Assignment -> Copy out the whole listing exactly as given. Skip the pictures.

Task inputs ->

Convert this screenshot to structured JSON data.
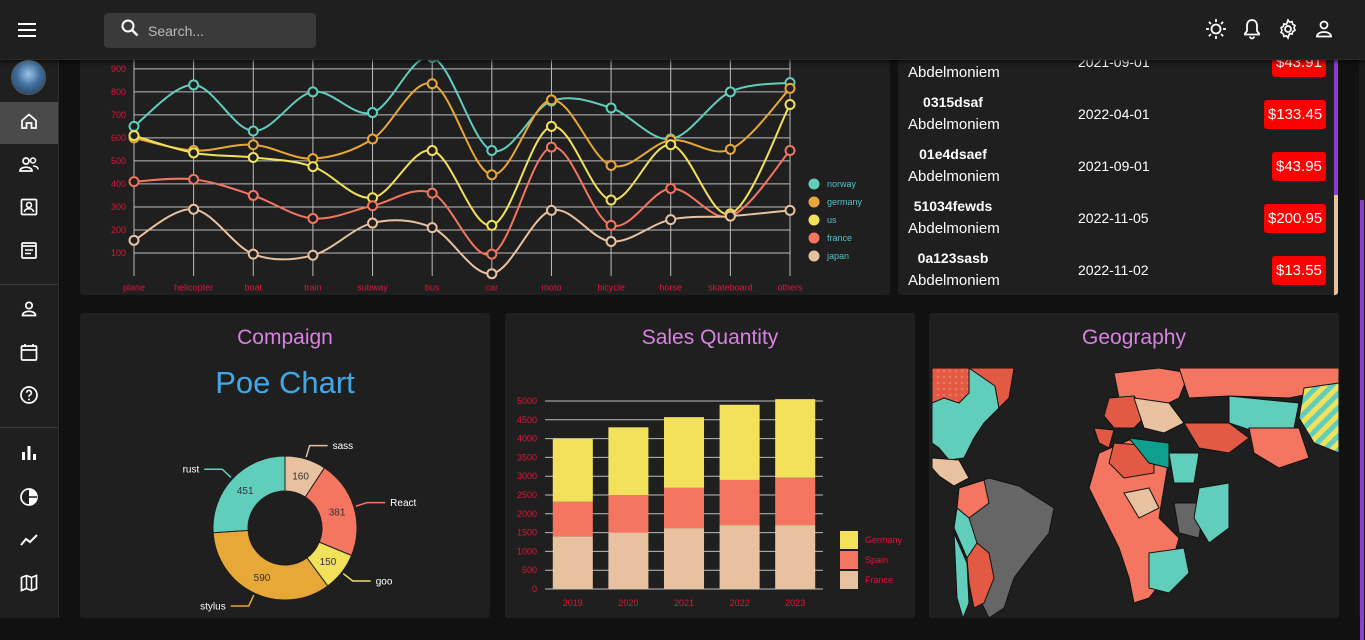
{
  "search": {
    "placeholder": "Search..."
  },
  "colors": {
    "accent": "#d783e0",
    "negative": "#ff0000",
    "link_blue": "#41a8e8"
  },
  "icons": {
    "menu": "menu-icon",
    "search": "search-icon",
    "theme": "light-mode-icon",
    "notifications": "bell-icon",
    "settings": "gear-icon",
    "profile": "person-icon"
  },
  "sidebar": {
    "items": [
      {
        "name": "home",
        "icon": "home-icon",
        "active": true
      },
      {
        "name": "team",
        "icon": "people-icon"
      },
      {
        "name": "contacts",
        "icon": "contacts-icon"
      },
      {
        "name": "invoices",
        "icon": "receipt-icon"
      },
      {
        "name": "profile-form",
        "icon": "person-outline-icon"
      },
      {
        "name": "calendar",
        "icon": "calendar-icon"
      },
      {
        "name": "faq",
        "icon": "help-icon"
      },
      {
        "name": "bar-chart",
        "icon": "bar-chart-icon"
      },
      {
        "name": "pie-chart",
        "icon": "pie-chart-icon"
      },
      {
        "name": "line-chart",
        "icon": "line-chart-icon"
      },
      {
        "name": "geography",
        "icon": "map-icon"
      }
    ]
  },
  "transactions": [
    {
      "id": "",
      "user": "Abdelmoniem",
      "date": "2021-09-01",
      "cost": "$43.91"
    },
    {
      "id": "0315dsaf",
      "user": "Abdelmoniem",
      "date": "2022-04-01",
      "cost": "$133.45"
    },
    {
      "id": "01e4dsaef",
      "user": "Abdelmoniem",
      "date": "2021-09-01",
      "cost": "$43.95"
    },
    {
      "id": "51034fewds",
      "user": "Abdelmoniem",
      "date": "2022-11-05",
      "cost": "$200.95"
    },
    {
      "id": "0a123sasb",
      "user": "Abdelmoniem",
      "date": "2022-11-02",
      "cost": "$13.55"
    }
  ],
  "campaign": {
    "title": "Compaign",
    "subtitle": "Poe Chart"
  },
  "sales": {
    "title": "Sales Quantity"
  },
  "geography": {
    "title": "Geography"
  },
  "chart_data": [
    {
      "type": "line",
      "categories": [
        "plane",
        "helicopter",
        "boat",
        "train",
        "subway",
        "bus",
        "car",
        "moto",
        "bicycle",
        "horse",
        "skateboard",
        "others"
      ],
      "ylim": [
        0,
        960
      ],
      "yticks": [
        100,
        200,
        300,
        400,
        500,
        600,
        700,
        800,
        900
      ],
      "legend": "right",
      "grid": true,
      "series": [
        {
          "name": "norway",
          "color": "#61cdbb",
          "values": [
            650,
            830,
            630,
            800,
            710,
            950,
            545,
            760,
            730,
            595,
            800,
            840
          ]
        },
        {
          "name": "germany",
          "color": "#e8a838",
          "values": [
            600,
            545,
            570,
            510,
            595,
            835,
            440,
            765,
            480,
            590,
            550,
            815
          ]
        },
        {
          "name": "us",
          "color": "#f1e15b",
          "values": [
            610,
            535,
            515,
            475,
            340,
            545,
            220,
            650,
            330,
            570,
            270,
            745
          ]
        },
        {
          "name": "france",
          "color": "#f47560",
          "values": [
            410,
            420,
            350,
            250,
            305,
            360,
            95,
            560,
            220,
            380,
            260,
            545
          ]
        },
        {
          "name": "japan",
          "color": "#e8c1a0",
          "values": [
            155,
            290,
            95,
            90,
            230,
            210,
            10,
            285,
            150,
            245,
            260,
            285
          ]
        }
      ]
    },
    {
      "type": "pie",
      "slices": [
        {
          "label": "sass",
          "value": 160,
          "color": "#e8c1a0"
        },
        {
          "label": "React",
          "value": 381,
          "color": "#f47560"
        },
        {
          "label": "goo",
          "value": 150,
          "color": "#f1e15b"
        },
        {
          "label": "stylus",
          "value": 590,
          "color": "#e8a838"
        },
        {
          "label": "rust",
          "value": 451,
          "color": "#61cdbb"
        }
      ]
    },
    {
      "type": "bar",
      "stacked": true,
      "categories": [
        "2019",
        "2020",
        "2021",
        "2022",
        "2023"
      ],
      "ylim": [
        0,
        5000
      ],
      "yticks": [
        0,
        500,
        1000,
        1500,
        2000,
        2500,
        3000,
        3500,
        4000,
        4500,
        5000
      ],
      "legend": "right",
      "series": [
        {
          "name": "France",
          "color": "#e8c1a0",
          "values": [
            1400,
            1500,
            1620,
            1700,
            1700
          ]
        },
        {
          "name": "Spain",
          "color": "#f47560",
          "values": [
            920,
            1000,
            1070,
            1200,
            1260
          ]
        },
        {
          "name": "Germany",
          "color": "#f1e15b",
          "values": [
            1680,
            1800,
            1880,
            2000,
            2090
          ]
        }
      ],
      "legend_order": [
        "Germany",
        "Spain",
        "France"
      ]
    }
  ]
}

Reply ->
Convert this screenshot to structured JSON data.
{
  "search": {
    "placeholder": "Search..."
  },
  "colors": {
    "accent": "#d783e0",
    "negative": "#ff0000",
    "link_blue": "#41a8e8"
  },
  "icons": {
    "menu": "menu-icon",
    "search": "search-icon",
    "theme": "light-mode-icon",
    "notifications": "bell-icon",
    "settings": "gear-icon",
    "profile": "person-icon"
  },
  "sidebar": {
    "items": [
      {
        "name": "home",
        "icon": "home-icon",
        "active": true
      },
      {
        "name": "team",
        "icon": "people-icon"
      },
      {
        "name": "contacts",
        "icon": "contacts-icon"
      },
      {
        "name": "invoices",
        "icon": "receipt-icon"
      },
      {
        "name": "profile-form",
        "icon": "person-outline-icon"
      },
      {
        "name": "calendar",
        "icon": "calendar-icon"
      },
      {
        "name": "faq",
        "icon": "help-icon"
      },
      {
        "name": "bar-chart",
        "icon": "bar-chart-icon"
      },
      {
        "name": "pie-chart",
        "icon": "pie-chart-icon"
      },
      {
        "name": "line-chart",
        "icon": "line-chart-icon"
      },
      {
        "name": "geography",
        "icon": "map-icon"
      }
    ]
  },
  "transactions": [
    {
      "id": "",
      "user": "Abdelmoniem",
      "date": "2021-09-01",
      "cost": "$43.91"
    },
    {
      "id": "0315dsaf",
      "user": "Abdelmoniem",
      "date": "2022-04-01",
      "cost": "$133.45"
    },
    {
      "id": "01e4dsaef",
      "user": "Abdelmoniem",
      "date": "2021-09-01",
      "cost": "$43.95"
    },
    {
      "id": "51034fewds",
      "user": "Abdelmoniem",
      "date": "2022-11-05",
      "cost": "$200.95"
    },
    {
      "id": "0a123sasb",
      "user": "Abdelmoniem",
      "date": "2022-11-02",
      "cost": "$13.55"
    }
  ],
  "campaign": {
    "title": "Compaign",
    "subtitle": "Poe Chart"
  },
  "sales": {
    "title": "Sales Quantity"
  },
  "geography": {
    "title": "Geography"
  },
  "chart_data": [
    {
      "type": "line",
      "categories": [
        "plane",
        "helicopter",
        "boat",
        "train",
        "subway",
        "bus",
        "car",
        "moto",
        "bicycle",
        "horse",
        "skateboard",
        "others"
      ],
      "ylim": [
        0,
        960
      ],
      "yticks": [
        100,
        200,
        300,
        400,
        500,
        600,
        700,
        800,
        900
      ],
      "legend": "right",
      "grid": true,
      "series": [
        {
          "name": "norway",
          "color": "#61cdbb",
          "values": [
            650,
            830,
            630,
            800,
            710,
            950,
            545,
            760,
            730,
            595,
            800,
            840
          ]
        },
        {
          "name": "germany",
          "color": "#e8a838",
          "values": [
            600,
            545,
            570,
            510,
            595,
            835,
            440,
            765,
            480,
            590,
            550,
            815
          ]
        },
        {
          "name": "us",
          "color": "#f1e15b",
          "values": [
            610,
            535,
            515,
            475,
            340,
            545,
            220,
            650,
            330,
            570,
            270,
            745
          ]
        },
        {
          "name": "france",
          "color": "#f47560",
          "values": [
            410,
            420,
            350,
            250,
            305,
            360,
            95,
            560,
            220,
            380,
            260,
            545
          ]
        },
        {
          "name": "japan",
          "color": "#e8c1a0",
          "values": [
            155,
            290,
            95,
            90,
            230,
            210,
            10,
            285,
            150,
            245,
            260,
            285
          ]
        }
      ]
    },
    {
      "type": "pie",
      "slices": [
        {
          "label": "sass",
          "value": 160,
          "color": "#e8c1a0"
        },
        {
          "label": "React",
          "value": 381,
          "color": "#f47560"
        },
        {
          "label": "goo",
          "value": 150,
          "color": "#f1e15b"
        },
        {
          "label": "stylus",
          "value": 590,
          "color": "#e8a838"
        },
        {
          "label": "rust",
          "value": 451,
          "color": "#61cdbb"
        }
      ]
    },
    {
      "type": "bar",
      "stacked": true,
      "categories": [
        "2019",
        "2020",
        "2021",
        "2022",
        "2023"
      ],
      "ylim": [
        0,
        5000
      ],
      "yticks": [
        0,
        500,
        1000,
        1500,
        2000,
        2500,
        3000,
        3500,
        4000,
        4500,
        5000
      ],
      "legend": "right",
      "series": [
        {
          "name": "France",
          "color": "#e8c1a0",
          "values": [
            1400,
            1500,
            1620,
            1700,
            1700
          ]
        },
        {
          "name": "Spain",
          "color": "#f47560",
          "values": [
            920,
            1000,
            1070,
            1200,
            1260
          ]
        },
        {
          "name": "Germany",
          "color": "#f1e15b",
          "values": [
            1680,
            1800,
            1880,
            2000,
            2090
          ]
        }
      ],
      "legend_order": [
        "Germany",
        "Spain",
        "France"
      ]
    }
  ]
}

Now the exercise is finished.